The presumption that women are primarily responsible for raising children is everywhere
“Mummy do it.”
It was one of the first proper sentences my eldest daughter, now six, first strung together.
At first it was cute. But over the years it became a little tiresome – and a bit of a running joke amongst my family and friends who tried to reason with her that they were just as capable of pouring a cup of milk or cutting a sandwich in half as mummy was in order to give me a tiny bit of respite.
And while she has become a little more willing to accept help from others these days, she has always been – and I suspect always will be – a mummy’s girl.
So when I read MSP Fulton MacGregor’s motion talking about paternal inequality and “challenging the presumption that women are primarily responsible for raising children” being “key to tackling wider societal inequality”, it really struck a chord with me.
But it didn’t fill me with hope and aspiration in the way that MacGregor no doubt intended.
It just made me rather despondent, because the reality is, I don’t think there could ever be a societal shift so monumental that we could even begin to imagine a world where women weren’t “primarily responsible” for children. That presumption is real.

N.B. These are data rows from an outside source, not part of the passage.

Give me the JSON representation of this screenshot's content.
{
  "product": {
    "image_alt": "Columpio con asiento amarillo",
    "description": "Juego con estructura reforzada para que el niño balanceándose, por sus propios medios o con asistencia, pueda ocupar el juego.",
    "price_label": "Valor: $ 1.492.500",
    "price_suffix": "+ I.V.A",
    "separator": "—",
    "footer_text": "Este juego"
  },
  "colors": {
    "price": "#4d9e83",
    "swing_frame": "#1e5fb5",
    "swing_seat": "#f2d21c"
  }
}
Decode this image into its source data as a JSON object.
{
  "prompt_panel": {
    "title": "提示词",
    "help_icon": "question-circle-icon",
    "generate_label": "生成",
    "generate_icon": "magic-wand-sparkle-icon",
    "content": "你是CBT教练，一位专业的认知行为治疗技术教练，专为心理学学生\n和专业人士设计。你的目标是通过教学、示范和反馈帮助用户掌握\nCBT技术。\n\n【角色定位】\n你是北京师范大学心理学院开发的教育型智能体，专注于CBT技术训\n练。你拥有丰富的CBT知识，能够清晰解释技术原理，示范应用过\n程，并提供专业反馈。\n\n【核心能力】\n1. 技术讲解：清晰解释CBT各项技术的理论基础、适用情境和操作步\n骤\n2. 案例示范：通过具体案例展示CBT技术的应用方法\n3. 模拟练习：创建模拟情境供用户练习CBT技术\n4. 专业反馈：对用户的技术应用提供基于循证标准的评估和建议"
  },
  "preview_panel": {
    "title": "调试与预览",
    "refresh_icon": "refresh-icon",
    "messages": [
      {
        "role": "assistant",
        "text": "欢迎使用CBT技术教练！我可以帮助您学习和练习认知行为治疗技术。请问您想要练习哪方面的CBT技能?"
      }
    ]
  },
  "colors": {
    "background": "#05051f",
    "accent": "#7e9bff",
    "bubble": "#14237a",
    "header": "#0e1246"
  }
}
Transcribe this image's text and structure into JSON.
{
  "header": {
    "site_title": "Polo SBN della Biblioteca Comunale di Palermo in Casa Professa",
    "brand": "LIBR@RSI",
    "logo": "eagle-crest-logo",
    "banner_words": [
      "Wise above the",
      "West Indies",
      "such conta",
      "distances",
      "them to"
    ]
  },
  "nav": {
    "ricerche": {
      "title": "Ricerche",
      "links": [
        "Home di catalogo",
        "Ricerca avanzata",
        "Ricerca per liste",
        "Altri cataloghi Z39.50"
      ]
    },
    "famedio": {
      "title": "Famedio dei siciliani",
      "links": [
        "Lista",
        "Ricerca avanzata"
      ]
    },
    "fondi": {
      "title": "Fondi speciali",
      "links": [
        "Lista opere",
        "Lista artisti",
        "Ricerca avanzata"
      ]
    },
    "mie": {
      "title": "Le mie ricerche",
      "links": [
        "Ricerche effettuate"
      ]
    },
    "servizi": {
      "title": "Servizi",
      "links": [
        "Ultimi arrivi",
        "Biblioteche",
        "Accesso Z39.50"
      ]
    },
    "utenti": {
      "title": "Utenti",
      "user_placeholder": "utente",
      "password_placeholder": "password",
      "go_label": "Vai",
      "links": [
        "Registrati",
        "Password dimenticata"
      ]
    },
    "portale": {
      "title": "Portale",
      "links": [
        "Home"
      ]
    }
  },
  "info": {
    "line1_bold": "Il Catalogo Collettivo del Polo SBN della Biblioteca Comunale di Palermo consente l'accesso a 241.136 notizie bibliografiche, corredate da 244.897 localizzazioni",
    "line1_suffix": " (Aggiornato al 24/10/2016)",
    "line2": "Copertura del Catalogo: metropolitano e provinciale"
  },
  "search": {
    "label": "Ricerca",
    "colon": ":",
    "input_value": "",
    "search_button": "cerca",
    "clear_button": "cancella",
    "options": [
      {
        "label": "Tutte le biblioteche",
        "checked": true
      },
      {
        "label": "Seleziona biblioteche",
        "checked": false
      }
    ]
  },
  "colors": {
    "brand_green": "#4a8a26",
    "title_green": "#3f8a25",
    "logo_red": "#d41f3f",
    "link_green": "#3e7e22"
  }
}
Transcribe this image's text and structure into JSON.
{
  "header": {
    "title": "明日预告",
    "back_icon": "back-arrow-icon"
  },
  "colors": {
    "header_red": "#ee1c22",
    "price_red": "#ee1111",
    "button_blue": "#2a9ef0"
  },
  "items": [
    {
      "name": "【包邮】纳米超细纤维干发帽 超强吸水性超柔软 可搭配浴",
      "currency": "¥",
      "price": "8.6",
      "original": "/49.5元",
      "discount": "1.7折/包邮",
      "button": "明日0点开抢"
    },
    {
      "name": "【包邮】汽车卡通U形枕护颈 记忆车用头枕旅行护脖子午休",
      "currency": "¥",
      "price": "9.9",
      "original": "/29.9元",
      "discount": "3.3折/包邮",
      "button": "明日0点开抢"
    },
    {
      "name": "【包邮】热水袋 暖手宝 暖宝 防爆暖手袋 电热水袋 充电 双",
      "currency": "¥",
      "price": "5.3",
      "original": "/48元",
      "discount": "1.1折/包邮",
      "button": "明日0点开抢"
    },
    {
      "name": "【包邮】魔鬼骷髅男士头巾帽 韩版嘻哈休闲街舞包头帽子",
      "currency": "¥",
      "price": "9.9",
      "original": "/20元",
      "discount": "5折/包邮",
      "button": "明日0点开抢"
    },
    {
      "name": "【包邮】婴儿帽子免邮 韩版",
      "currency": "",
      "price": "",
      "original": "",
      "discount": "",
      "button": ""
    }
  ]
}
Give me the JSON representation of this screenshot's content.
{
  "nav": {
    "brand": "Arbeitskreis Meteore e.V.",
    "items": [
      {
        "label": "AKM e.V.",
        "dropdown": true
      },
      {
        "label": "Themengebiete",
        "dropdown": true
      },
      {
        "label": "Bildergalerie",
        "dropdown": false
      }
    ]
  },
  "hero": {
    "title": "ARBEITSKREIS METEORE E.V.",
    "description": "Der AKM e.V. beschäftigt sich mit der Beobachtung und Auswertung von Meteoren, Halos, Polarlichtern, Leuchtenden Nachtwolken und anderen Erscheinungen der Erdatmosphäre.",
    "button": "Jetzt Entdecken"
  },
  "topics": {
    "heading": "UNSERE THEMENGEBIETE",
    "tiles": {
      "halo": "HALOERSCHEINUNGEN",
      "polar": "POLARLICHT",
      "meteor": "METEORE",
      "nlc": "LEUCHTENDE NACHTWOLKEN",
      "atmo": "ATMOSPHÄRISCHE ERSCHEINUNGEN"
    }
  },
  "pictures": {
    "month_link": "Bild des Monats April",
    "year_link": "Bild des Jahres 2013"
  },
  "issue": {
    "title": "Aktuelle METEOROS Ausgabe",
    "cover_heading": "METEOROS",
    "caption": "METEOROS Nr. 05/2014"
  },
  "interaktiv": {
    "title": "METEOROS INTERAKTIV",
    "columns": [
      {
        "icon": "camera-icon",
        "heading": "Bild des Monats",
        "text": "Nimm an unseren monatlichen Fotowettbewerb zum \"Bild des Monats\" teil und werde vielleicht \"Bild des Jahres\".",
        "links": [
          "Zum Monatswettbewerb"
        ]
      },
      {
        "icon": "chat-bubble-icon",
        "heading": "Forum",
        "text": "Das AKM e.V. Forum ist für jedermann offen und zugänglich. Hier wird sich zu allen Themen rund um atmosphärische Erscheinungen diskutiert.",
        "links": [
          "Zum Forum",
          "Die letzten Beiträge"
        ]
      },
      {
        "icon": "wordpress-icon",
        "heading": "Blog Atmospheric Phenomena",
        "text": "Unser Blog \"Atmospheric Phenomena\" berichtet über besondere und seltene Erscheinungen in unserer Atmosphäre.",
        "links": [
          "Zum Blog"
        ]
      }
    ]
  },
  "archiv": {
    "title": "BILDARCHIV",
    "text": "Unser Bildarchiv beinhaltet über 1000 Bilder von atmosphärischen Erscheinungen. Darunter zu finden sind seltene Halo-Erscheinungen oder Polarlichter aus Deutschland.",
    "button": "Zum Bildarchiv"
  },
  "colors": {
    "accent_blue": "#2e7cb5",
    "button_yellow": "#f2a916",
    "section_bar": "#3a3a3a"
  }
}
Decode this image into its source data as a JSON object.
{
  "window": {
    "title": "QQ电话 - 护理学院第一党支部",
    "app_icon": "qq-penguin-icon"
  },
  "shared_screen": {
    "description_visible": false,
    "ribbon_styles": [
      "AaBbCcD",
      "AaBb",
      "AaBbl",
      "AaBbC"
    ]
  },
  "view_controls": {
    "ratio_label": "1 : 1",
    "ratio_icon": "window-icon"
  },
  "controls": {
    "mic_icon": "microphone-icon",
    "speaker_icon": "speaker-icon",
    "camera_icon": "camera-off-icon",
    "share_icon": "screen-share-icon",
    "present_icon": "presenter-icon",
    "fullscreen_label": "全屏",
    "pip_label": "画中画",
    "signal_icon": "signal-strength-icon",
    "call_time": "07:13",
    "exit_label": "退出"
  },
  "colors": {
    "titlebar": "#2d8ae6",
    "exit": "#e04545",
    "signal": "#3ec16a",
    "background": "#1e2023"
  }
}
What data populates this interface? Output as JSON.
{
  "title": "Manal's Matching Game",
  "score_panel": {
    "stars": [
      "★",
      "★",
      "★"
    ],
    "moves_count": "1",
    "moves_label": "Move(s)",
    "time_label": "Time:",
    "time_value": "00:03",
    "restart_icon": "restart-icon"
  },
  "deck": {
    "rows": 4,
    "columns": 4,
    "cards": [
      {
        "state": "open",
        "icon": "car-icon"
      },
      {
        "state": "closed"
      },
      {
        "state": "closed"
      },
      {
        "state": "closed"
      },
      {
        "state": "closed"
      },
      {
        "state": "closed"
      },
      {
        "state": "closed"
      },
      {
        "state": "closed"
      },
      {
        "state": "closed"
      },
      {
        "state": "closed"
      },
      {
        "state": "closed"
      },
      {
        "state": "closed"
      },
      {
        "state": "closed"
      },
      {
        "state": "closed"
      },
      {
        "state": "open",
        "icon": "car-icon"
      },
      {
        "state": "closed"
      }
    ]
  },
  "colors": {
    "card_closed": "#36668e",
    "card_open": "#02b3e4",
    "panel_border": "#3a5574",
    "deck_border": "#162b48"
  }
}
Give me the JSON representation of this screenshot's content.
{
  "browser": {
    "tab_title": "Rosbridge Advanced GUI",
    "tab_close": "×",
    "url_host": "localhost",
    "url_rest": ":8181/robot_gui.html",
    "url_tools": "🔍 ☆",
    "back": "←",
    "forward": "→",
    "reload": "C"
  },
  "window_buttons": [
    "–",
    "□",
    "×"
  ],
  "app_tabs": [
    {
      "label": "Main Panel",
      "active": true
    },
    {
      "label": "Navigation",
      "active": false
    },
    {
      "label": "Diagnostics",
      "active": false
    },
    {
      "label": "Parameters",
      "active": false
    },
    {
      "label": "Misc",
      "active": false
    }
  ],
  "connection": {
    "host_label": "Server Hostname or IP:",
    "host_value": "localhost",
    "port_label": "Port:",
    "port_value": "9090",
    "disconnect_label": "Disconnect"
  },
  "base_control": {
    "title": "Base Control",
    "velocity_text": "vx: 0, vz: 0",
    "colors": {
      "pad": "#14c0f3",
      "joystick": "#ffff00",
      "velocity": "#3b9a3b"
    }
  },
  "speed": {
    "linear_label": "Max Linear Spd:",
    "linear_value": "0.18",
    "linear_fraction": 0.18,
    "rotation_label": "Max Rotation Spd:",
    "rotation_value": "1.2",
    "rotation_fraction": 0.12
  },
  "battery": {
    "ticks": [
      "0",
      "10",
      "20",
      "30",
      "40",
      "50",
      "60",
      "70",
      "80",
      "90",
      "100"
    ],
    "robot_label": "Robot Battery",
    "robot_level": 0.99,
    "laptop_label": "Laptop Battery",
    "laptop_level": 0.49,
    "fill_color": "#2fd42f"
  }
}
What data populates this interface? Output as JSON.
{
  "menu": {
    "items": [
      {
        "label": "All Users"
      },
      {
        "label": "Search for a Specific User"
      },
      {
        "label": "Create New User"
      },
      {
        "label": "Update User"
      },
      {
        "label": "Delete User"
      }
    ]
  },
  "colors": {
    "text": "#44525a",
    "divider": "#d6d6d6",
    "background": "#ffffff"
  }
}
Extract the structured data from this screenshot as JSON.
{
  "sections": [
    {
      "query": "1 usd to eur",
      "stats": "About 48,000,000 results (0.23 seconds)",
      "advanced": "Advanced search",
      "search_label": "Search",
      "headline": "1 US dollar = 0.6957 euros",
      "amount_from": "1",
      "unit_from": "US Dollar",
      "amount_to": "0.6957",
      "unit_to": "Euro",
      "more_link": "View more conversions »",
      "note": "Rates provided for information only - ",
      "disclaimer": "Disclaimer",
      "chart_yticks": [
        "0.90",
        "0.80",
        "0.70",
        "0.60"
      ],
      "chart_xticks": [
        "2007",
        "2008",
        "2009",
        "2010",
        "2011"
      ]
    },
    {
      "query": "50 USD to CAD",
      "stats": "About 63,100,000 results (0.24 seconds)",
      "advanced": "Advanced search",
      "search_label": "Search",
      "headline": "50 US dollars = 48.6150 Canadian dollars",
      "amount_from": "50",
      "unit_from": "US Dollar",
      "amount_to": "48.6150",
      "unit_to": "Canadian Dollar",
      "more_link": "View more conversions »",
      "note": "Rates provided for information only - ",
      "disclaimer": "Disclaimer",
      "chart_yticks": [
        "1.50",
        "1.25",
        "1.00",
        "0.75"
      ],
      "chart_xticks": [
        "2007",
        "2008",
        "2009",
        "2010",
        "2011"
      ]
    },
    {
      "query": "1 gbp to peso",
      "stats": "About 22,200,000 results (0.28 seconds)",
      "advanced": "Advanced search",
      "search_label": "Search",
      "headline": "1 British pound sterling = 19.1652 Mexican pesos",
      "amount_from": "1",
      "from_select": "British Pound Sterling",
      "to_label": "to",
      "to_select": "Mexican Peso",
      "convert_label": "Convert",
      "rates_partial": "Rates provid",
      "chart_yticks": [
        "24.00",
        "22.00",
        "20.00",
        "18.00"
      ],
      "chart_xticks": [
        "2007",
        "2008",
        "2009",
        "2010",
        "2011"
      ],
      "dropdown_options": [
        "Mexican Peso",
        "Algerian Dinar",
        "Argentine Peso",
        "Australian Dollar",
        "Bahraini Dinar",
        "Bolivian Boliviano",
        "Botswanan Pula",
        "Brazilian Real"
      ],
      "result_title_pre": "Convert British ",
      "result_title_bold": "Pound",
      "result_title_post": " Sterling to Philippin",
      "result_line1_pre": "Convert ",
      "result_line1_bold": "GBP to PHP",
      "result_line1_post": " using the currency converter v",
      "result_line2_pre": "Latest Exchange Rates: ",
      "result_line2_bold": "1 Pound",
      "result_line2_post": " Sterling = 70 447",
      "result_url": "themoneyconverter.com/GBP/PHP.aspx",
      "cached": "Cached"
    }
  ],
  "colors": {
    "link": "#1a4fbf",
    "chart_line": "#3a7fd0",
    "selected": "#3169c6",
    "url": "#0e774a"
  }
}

It’s evident at dental appointments, at playgroups, in doctors’ surgeries, at the school gates.
And it’s abundantly evident in the workplace, where those women who also happen to be mothers are overlooked for promotion, pay rises and career progression.
And it’s wrong, it’s all wrong.
I am in no way diminishing the role that fathers play – and the role that fathers want to play – in their children’s lives. My partner is the best dad I could ever want for my girls. But it is a sad reflection of society that the majority of the hard work – the laborious part of child-rearing – is still left to the mother.
And, worse still, it is expected.
I recently had a discussion with a self-employed friend, who had to cancel all her work appointments when her son was sick because it hadn’t crossed the mind of her self-employed husband that maybe he could take time off work to care for their baby.
And last year I was left speechless when my partner’s elderly relative berated me for having the audacity to pass our young baby to him for a nappy change because he had been at work all day (and clearly, I had just been sitting on my bum doing nothing while my two children looked after themselves).
Shared paternity is one of the most progressive policies ever introduced in this country as far as children and families are concerned, and fathers have been empowered by the chance to share those priceless days, weeks and months with their newborn.
But the presumption that women will pick up the slack regardless of their careers, plans or lives, is something that’s there all the time, like an unwritten rule.
And it doesn’t just need motions in parliament or legislation to change it – it needs a real shift in the way people view parenting and the way they define the role of mothers and fathers.